PDF versions of the standard
As of 1st September 2014, the best locations by price for C and C++ standards documents in PDF are:
You cannot usually get old revisions of a standard (any standard) directly from the standards bodies shortly after a new edition of the standard is released. Thus, standards for C89, C90, C99, C++98, C++03 will be hard to find for purchase from a standards body. If you need an old revision of a standard, check Techstreet as one possible source. For example, it can still provide the Canadian version CAN/CSA-ISO/IEC 9899:1990 standard in PDF, for a fee.
Non-PDF electronic versions of the standard
Print versions of the standard

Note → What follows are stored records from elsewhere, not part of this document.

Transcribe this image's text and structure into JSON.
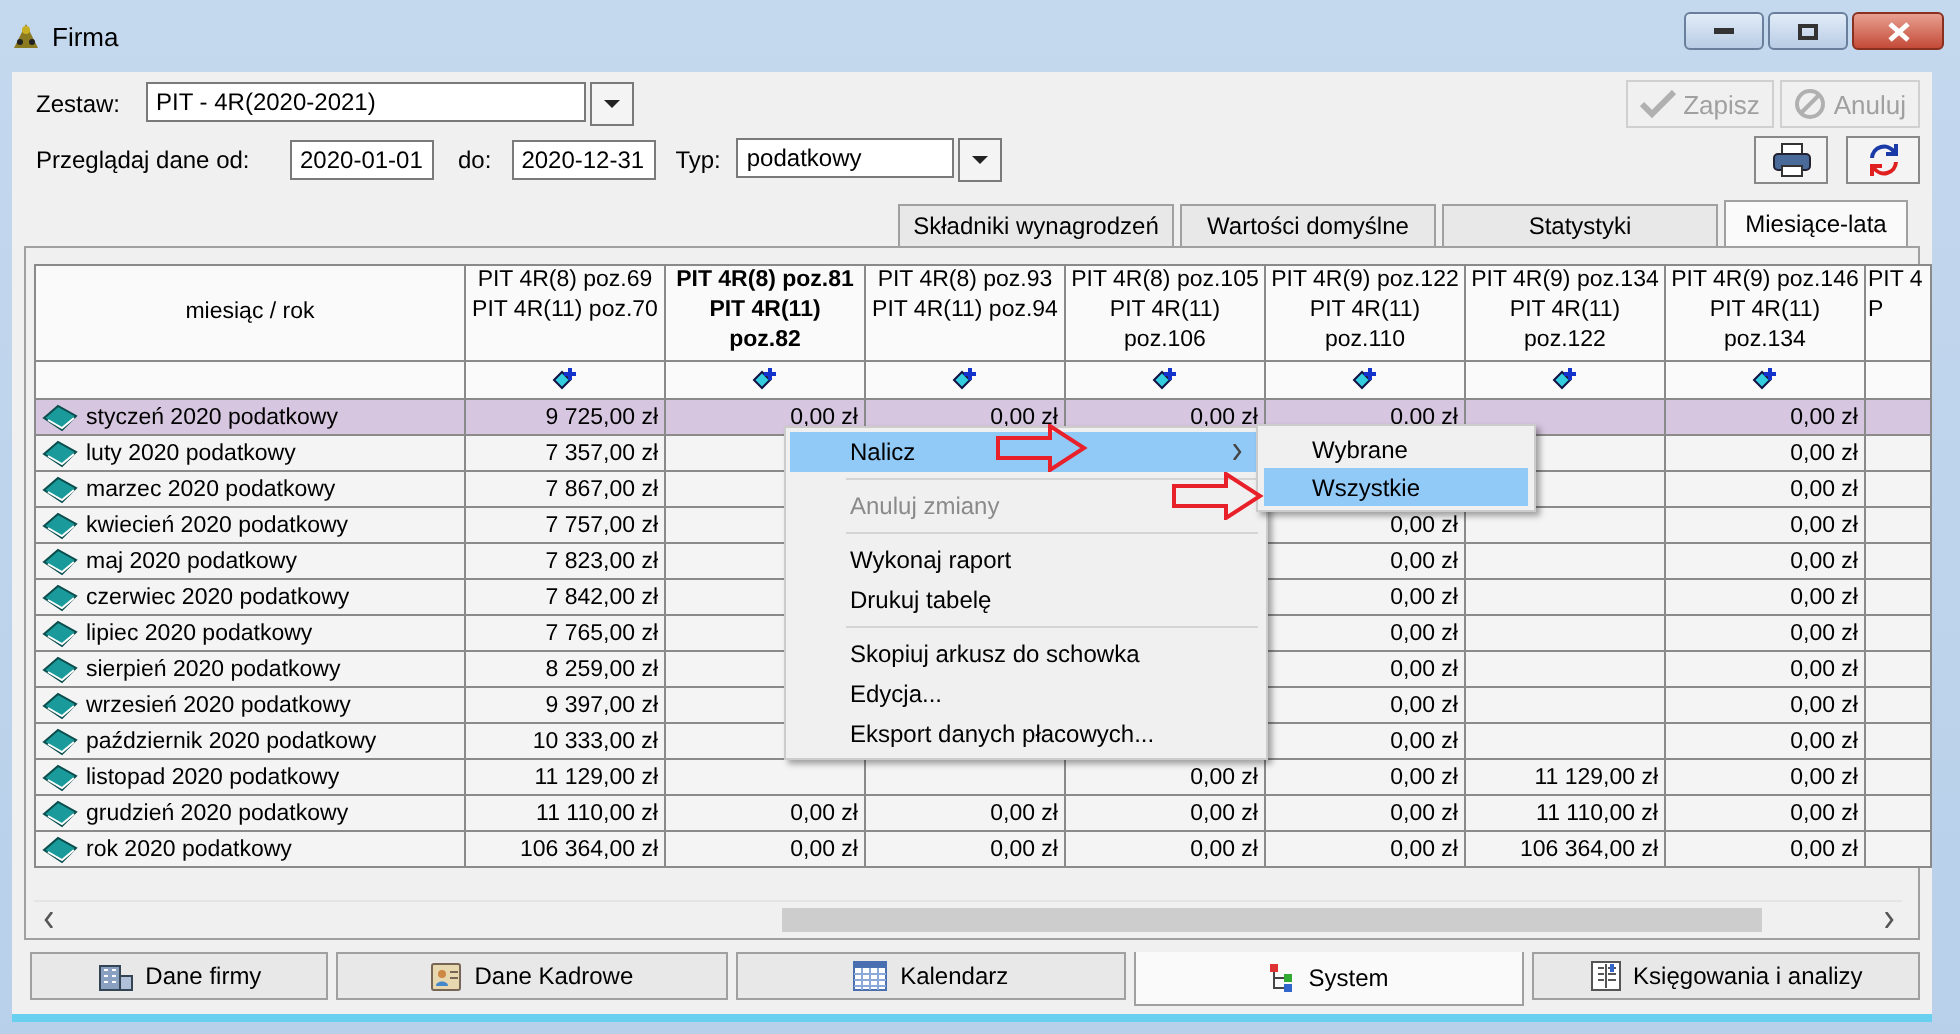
{
  "window": {
    "title": "Firma"
  },
  "form": {
    "set_label": "Zestaw:",
    "set_value": "PIT - 4R(2020-2021)",
    "from_label": "Przeglądaj dane od:",
    "from_value": "2020-01-01",
    "to_label": "do:",
    "to_value": "2020-12-31",
    "type_label": "Typ:",
    "type_value": "podatkowy"
  },
  "buttons": [
    {
      "label": "Zapisz",
      "disabled": true
    },
    {
      "label": "Anuluj",
      "disabled": true
    }
  ],
  "tabs": [
    {
      "label": "Składniki wynagrodzeń",
      "selected": false
    },
    {
      "label": "Wartości domyślne",
      "selected": false
    },
    {
      "label": "Statystyki",
      "selected": false
    },
    {
      "label": "Miesiące-lata",
      "selected": true
    }
  ],
  "table": {
    "corner_label": "miesiąc / rok",
    "columns": [
      {
        "label": "PIT 4R(8) poz.69\nPIT 4R(11) poz.70",
        "selected": false
      },
      {
        "label": "PIT 4R(8) poz.81\nPIT 4R(11)\npoz.82",
        "selected": true
      },
      {
        "label": "PIT 4R(8) poz.93\nPIT 4R(11) poz.94",
        "selected": false
      },
      {
        "label": "PIT 4R(8) poz.105\nPIT 4R(11)\npoz.106",
        "selected": false
      },
      {
        "label": "PIT 4R(9) poz.122\nPIT 4R(11)\npoz.110",
        "selected": false
      },
      {
        "label": "PIT 4R(9) poz.134\nPIT 4R(11)\npoz.122",
        "selected": false
      },
      {
        "label": "PIT 4R(9) poz.146\nPIT 4R(11)\npoz.134",
        "selected": false
      },
      {
        "label": "PIT 4\nP",
        "selected": false
      }
    ],
    "rows": [
      {
        "label": "styczeń 2020 podatkowy",
        "selected": true,
        "cells": [
          "9 725,00 zł",
          "0,00 zł",
          "0,00 zł",
          "0,00 zł",
          "0,00 zł",
          null,
          "0,00 zł"
        ]
      },
      {
        "label": "luty 2020 podatkowy",
        "selected": false,
        "cells": [
          "7 357,00 zł",
          null,
          null,
          null,
          null,
          null,
          "0,00 zł"
        ]
      },
      {
        "label": "marzec 2020 podatkowy",
        "selected": false,
        "cells": [
          "7 867,00 zł",
          null,
          null,
          null,
          null,
          null,
          "0,00 zł"
        ]
      },
      {
        "label": "kwiecień 2020 podatkowy",
        "selected": false,
        "cells": [
          "7 757,00 zł",
          null,
          null,
          null,
          "0,00 zł",
          null,
          "0,00 zł"
        ]
      },
      {
        "label": "maj 2020 podatkowy",
        "selected": false,
        "cells": [
          "7 823,00 zł",
          null,
          null,
          null,
          "0,00 zł",
          null,
          "0,00 zł"
        ]
      },
      {
        "label": "czerwiec 2020 podatkowy",
        "selected": false,
        "cells": [
          "7 842,00 zł",
          null,
          null,
          null,
          "0,00 zł",
          null,
          "0,00 zł"
        ]
      },
      {
        "label": "lipiec 2020 podatkowy",
        "selected": false,
        "cells": [
          "7 765,00 zł",
          null,
          null,
          null,
          "0,00 zł",
          null,
          "0,00 zł"
        ]
      },
      {
        "label": "sierpień 2020 podatkowy",
        "selected": false,
        "cells": [
          "8 259,00 zł",
          null,
          null,
          null,
          "0,00 zł",
          null,
          "0,00 zł"
        ]
      },
      {
        "label": "wrzesień 2020 podatkowy",
        "selected": false,
        "cells": [
          "9 397,00 zł",
          null,
          null,
          null,
          "0,00 zł",
          null,
          "0,00 zł"
        ]
      },
      {
        "label": "październik 2020 podatkowy",
        "selected": false,
        "cells": [
          "10 333,00 zł",
          null,
          null,
          null,
          "0,00 zł",
          null,
          "0,00 zł"
        ]
      },
      {
        "label": "listopad 2020 podatkowy",
        "selected": false,
        "cells": [
          "11 129,00 zł",
          null,
          null,
          "0,00 zł",
          "0,00 zł",
          "11 129,00 zł",
          "0,00 zł"
        ]
      },
      {
        "label": "grudzień 2020 podatkowy",
        "selected": false,
        "cells": [
          "11 110,00 zł",
          "0,00 zł",
          "0,00 zł",
          "0,00 zł",
          "0,00 zł",
          "11 110,00 zł",
          "0,00 zł"
        ]
      },
      {
        "label": "rok 2020 podatkowy",
        "selected": false,
        "cells": [
          "106 364,00 zł",
          "0,00 zł",
          "0,00 zł",
          "0,00 zł",
          "0,00 zł",
          "106 364,00 zł",
          "0,00 zł"
        ]
      }
    ]
  },
  "context_menu": {
    "items": [
      {
        "kind": "item",
        "label": "Nalicz",
        "selected": true,
        "disabled": false,
        "submenu": true
      },
      {
        "kind": "separator"
      },
      {
        "kind": "item",
        "label": "Anuluj zmiany",
        "selected": false,
        "disabled": true,
        "submenu": false
      },
      {
        "kind": "separator"
      },
      {
        "kind": "item",
        "label": "Wykonaj raport",
        "selected": false,
        "disabled": false,
        "submenu": false
      },
      {
        "kind": "item",
        "label": "Drukuj tabelę",
        "selected": false,
        "disabled": false,
        "submenu": false
      },
      {
        "kind": "separator"
      },
      {
        "kind": "item",
        "label": "Skopiuj arkusz do schowka",
        "selected": false,
        "disabled": false,
        "submenu": false
      },
      {
        "kind": "item",
        "label": "Edycja...",
        "selected": false,
        "disabled": false,
        "submenu": false
      },
      {
        "kind": "item",
        "label": "Eksport danych płacowych...",
        "selected": false,
        "disabled": false,
        "submenu": false
      }
    ],
    "submenu": [
      {
        "label": "Wybrane",
        "selected": false
      },
      {
        "label": "Wszystkie",
        "selected": true
      }
    ]
  },
  "bottom_tabs": [
    {
      "label": "Dane firmy",
      "selected": false
    },
    {
      "label": "Dane Kadrowe",
      "selected": false
    },
    {
      "label": "Kalendarz",
      "selected": false
    },
    {
      "label": "System",
      "selected": true
    },
    {
      "label": "Księgowania i analizy",
      "selected": false
    }
  ]
}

Print copies of the standards are available from national standards bodies and ISO but are very expensive.
If you want a hardcopy of the C90 standard for much less money than above, you may be able to find a cheap used copy of Herb Schildt's book The Annotated ANSI Standard at Amazon, which contains the actual text of the standard (useful) and commentary on the standard (less useful).
The C99 and C++03 standards are available in book form from Wiley and the BSI (British Standards Institute):
Standards committee draft versions
The working draft for future standards is often available from the committee websites:
Note that these documents are not the same as the standard, though the versions just prior to the meetings that decide on a standard are usually very close to what is in the final standard. The FCD (Final Committee Draft) versions are password protected; you need to be on the standards committee to get them.
However, in my opinion, even though the draft versions might be very close to the final ratified versions of the standards, you should really get a copy of the actual documents — especially if you're planning on quoting them as references. Of course, starving students should go ahead and use the drafts if strapped for cash.
It appears that, if you are willing and able to wait a few months after ratification of a standard, to search for "INCITS/ISO/IEC" instead of "ISO/IEC" when looking for a standard is the key. This way I was able to find the C++11 standard at reasonable price and now the C11 standard. So, as an example you search for "INCITS/ISO/IEC 9899:2011" instead of "ISO/IEC 9899:2011" on webstore.ansi.org and you will find the reasonably priced PDF version.
The site https://wg21.link/ provides short-URL links to the C++ current working draft and draft standards, and committee papers: